Not everyone is impressed, however. Russia, though warned of the attack beforehand, believes that the strikes against Syria represented an act of “aggression against a sovereign state.”

Assad’s ally also called for an emergency meeting of the UN Security Council. Viktor Ozerov, the head of the Russian Federation Council’s defense committee, shared that “This [the attack] could be viewed as an act of aggression of the US against a UN nation.” Duhn duhn duhn.

The Asian bourses, which started the day on a strong note following a positive Wall Street close, turned lower while safe-haven bonds, gold, yen, and even oil popped higher.

The moves weren’t sustained though. Profit-taking soon ensued as the move was seen as a one-time deal and not the start of a broad-based military campaign.

Nikkei capped the session higher with 0.22% after falling to a four-month low, while the Shanghai index gained 0.25%. Meanwhile, Hang Seng is down by 0.59% and Australia’s A SX 200 is down by 0.13%.

Commodity prices also turned higher during the session. Gold is currently up by 1% to $1,265.85, Brent crude oil is up by 1.04% to $55.46, and U.S. crude oil prices is up by 1.20% to $53.32.

Market Movers:

JPY – The low-yielding yen shot higher at the news of the U.S. launching the missile strikes, but it soon lost some of its momentum as traders took their positions out ahead of the NFP report.

USD/JPY fell to 110.11 before recovering to 110.50, EUR/JPY dropped to 117.32 before closing at 117.52, and GBP/JPY hit session bottom at 109.68 before rising back up to 109.89.

AUD and CAD
– High-yielding comdolls like the Aussie and Loonie got hit by overall risk aversion, but soon took advantage of higher gold and oil prices.

AUD/USD dropped to .7515 before recovering to .7531 while USD/CAD shot up to 1.3434 before falling back down to 1.3405. AUD/JPY also recovered from its 82.80 low to trade at 83.24 while CAD/JPY fell to 82.11 before popping back up to 82.45.

Watch Out For:

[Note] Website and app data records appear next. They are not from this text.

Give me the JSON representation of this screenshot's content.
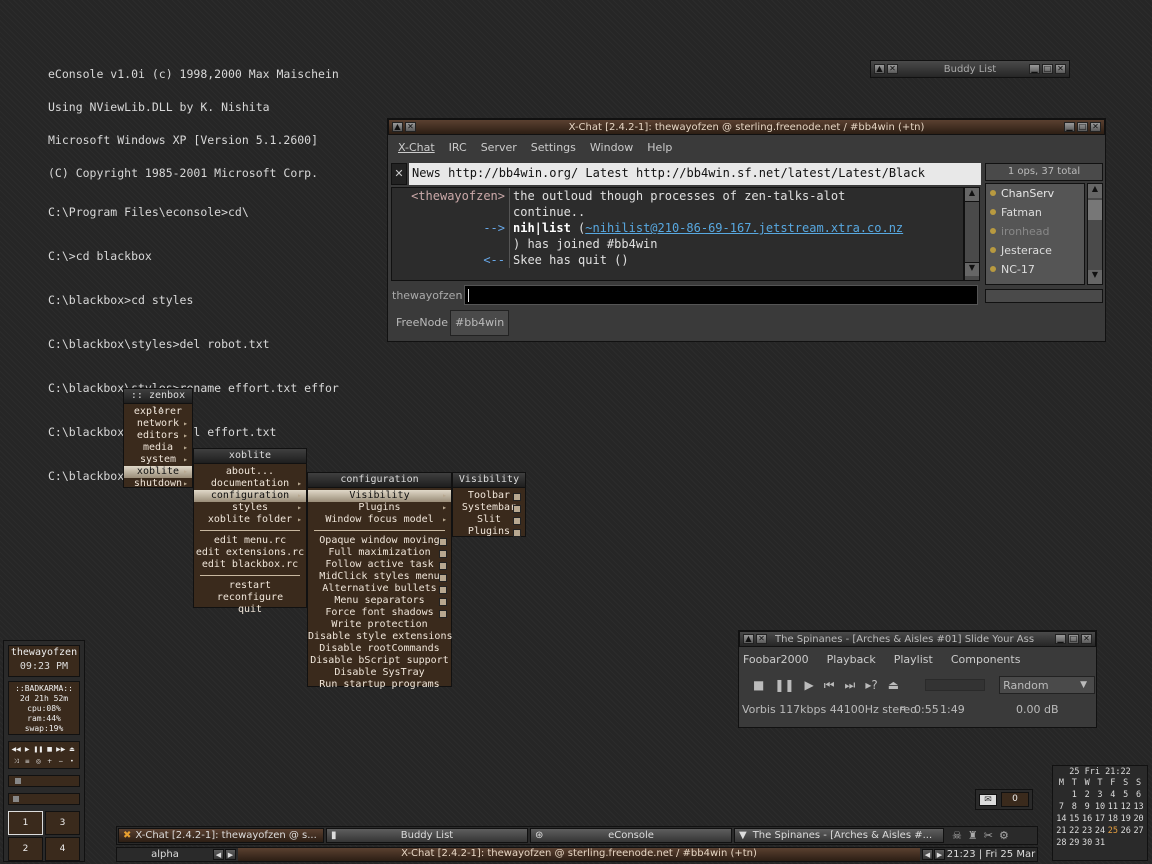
{
  "console": {
    "header": [
      "eConsole v1.0i (c) 1998,2000 Max Maischein",
      "Using NViewLib.DLL by K. Nishita",
      "Microsoft Windows XP [Version 5.1.2600]",
      "(C) Copyright 1985-2001 Microsoft Corp."
    ],
    "commands": [
      "C:\\Program Files\\econsole>cd\\",
      "C:\\>cd blackbox",
      "C:\\blackbox>cd styles",
      "C:\\blackbox\\styles>del robot.txt",
      "C:\\blackbox\\styles>rename effort.txt effor",
      "C:\\blackbox\\styles>del effort.txt",
      "C:\\blackbox\\styles>"
    ]
  },
  "buddy_list": {
    "title": "Buddy List"
  },
  "xchat": {
    "title": "X-Chat [2.4.2-1]: thewayofzen @ sterling.freenode.net / #bb4win (+tn)",
    "menu": [
      "X-Chat",
      "IRC",
      "Server",
      "Settings",
      "Window",
      "Help"
    ],
    "topic": "News http://bb4win.org/ Latest http://bb4win.sf.net/latest/Latest/Black",
    "ops_count": "1 ops, 37 total",
    "messages": [
      {
        "nick": "<thewayofzen>",
        "text1": "the outloud though processes of zen-talks-alot",
        "text2": "continue.."
      },
      {
        "nick": "-->",
        "bold": "nih|list",
        "paren": "(",
        "host": "~nihilist@210-86-69-167.jetstream.xtra.co.nz",
        "text2": ") has joined #bb4win"
      },
      {
        "nick": "<--",
        "text1": "Skee has quit ()"
      }
    ],
    "users": [
      "ChanServ",
      "Fatman",
      "ironhead",
      "Jesterace",
      "NC-17"
    ],
    "input_nick": "thewayofzen",
    "tabs": [
      "FreeNode",
      "#bb4win"
    ]
  },
  "menus": {
    "zenbox": {
      "title": ":: zenbox ::",
      "items": [
        "explorer",
        "network",
        "editors",
        "media",
        "system",
        "xoblite",
        "shutdown"
      ]
    },
    "xoblite": {
      "title": "xoblite",
      "items_a": [
        "about...",
        "documentation",
        "configuration",
        "styles",
        "xoblite folder"
      ],
      "items_b": [
        "edit menu.rc",
        "edit extensions.rc",
        "edit blackbox.rc"
      ],
      "items_c": [
        "restart",
        "reconfigure",
        "quit"
      ]
    },
    "configuration": {
      "title": "configuration",
      "items_a": [
        "Visibility",
        "Plugins",
        "Window focus model"
      ],
      "items_b": [
        "Opaque window moving",
        "Full maximization",
        "Follow active task",
        "MidClick styles menu",
        "Alternative bullets",
        "Menu separators",
        "Force font shadows",
        "Write protection",
        "Disable style extensions",
        "Disable rootCommands",
        "Disable bScript support",
        "Disable SysTray",
        "Run startup programs"
      ]
    },
    "visibility": {
      "title": "Visibility",
      "items": [
        "Toolbar",
        "Systembar",
        "Slit",
        "Plugins"
      ]
    }
  },
  "foobar": {
    "title": "The Spinanes - [Arches & Aisles #01] Slide Your Ass",
    "menu": [
      "Foobar2000",
      "Playback",
      "Playlist",
      "Components"
    ],
    "order": "Random",
    "status": {
      "codec": "Vorbis 117kbps 44100Hz stereo",
      "elapsed": "0:55",
      "total": "1:49",
      "volume": "0.00 dB"
    }
  },
  "slit": {
    "user": "thewayofzen",
    "time": "09:23 PM",
    "stats": [
      "::BADKARMA::",
      "2d 21h 52m",
      "cpu:08%",
      "ram:44%",
      "swap:19%"
    ],
    "workspaces": [
      "1",
      "3",
      "2",
      "4"
    ]
  },
  "mail": {
    "count": "0"
  },
  "calendar": {
    "header": "25 Fri 21:22",
    "days": [
      "M",
      "T",
      "W",
      "T",
      "F",
      "S",
      "S"
    ],
    "weeks": [
      [
        "",
        "",
        "1",
        "2",
        "3",
        "4",
        "5",
        "6"
      ],
      [
        "7",
        "8",
        "9",
        "10",
        "11",
        "12",
        "13"
      ],
      [
        "14",
        "15",
        "16",
        "17",
        "18",
        "19",
        "20"
      ],
      [
        "21",
        "22",
        "23",
        "24",
        "25",
        "26",
        "27"
      ],
      [
        "28",
        "29",
        "30",
        "31",
        "",
        "",
        ""
      ]
    ]
  },
  "taskbar": {
    "tasks": [
      "X-Chat [2.4.2-1]: thewayofzen @ s...",
      "Buddy List",
      "eConsole",
      "The Spinanes - [Arches & Aisles #..."
    ]
  },
  "toolbar": {
    "workspace": "alpha",
    "window_label": "X-Chat [2.4.2-1]: thewayofzen @ sterling.freenode.net / #bb4win (+tn)",
    "clock": "21:23 | Fri 25 Mar"
  }
}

  • 5:45 am GMT: Switzerland’s unemployment rate expected to remain at 3.3%
  • 6:00 am GMT: German industrial production (-0.1% expected, 2.8% previous)
  • 6:00 am GMT: German trade balance (19.4B expected, 18.5B previous)
  • 6:45 am GMT: French government budget balance
  • 6:45 am GMT: French industrial production (0.5% expected, -0.3% previous)
  • 6:45 am GMT: French trade balance (-4.9B expected, -7.9B previous)
  • 7:00 am GMT: Switzerland’s foreign currency reserves
  • 7:30 am GMT: U.K. Halifax house price index (0.2% expected, 0.1% previous)
  • 8:00 am GMT: Italian retail sales (-0.1% expected, 1.4% previous)
  • 8:30 am GMT: U.K. manufacturing production (0.3% expected, -1.9% previous)
  • 8:30 am GMT: U.K. goods trade balance (-10.9B expected, -10.8B previous)
  • 8:30 am GMT: U.K. construction output (0.1% expected, -0.4% previous)
  • 8:30 am GMT: U.K. industrial output (0.2% expected, -0.4% previous)
  • 9:00 am GMT: BOE’s Mark Carney to give a speech in London